[Data records for software interfaces]
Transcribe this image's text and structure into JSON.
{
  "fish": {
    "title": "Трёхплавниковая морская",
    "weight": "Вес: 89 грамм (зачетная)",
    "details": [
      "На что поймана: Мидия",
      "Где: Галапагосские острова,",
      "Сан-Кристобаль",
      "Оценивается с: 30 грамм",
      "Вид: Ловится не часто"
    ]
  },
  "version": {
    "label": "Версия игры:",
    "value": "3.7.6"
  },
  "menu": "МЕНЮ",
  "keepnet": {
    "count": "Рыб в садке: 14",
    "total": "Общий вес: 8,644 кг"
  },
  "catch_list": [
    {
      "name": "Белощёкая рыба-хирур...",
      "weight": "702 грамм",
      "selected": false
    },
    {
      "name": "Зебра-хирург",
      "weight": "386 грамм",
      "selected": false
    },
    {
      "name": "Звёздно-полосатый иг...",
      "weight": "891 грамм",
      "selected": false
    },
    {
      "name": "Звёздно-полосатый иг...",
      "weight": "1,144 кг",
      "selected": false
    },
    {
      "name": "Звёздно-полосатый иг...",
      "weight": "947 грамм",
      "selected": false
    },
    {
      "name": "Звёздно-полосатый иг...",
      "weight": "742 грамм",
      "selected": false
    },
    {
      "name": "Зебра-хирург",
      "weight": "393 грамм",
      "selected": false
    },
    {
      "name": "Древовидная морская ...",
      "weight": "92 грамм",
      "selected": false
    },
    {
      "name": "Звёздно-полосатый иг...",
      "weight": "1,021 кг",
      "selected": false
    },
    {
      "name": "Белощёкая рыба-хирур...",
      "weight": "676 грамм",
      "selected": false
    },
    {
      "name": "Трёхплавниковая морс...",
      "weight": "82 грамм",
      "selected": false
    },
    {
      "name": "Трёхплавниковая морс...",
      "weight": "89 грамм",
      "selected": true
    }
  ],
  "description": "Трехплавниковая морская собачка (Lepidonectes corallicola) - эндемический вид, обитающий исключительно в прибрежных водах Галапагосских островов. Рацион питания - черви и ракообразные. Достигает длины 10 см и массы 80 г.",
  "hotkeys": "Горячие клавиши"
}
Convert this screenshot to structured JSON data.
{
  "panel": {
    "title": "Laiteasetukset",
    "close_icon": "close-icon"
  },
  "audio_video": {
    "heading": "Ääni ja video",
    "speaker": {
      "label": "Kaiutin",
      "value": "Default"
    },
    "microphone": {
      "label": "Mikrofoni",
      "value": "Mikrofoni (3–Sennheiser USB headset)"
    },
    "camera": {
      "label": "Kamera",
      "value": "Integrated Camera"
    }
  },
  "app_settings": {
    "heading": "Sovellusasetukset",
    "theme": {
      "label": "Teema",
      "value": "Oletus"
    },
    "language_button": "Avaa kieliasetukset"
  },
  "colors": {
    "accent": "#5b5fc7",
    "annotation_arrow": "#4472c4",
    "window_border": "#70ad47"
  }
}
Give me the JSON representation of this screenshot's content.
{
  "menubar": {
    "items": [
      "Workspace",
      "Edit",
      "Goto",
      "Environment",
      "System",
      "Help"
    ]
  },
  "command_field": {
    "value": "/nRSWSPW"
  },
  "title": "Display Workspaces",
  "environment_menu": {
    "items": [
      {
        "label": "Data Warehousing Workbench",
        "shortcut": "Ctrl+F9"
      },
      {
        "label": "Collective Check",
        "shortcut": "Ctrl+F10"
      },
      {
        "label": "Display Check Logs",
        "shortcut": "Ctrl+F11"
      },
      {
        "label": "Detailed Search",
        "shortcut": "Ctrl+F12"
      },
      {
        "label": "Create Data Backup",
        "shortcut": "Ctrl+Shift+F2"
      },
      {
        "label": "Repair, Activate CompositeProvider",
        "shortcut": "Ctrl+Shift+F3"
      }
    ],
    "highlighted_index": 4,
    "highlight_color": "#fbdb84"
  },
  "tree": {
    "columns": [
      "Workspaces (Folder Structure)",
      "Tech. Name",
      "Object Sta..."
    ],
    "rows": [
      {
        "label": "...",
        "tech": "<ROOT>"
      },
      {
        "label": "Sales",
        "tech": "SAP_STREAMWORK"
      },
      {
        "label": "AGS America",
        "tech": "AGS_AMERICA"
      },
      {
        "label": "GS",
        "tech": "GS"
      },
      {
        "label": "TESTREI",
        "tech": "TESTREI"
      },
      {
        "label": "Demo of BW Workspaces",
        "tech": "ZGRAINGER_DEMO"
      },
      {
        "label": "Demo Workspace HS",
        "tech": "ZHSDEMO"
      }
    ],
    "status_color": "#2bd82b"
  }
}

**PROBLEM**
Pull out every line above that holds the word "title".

**SOLVED EXERCISE**
    "title": "Трёхплавниковая морская",
    "title": "Laiteasetukset",
  "title": "Display Workspaces",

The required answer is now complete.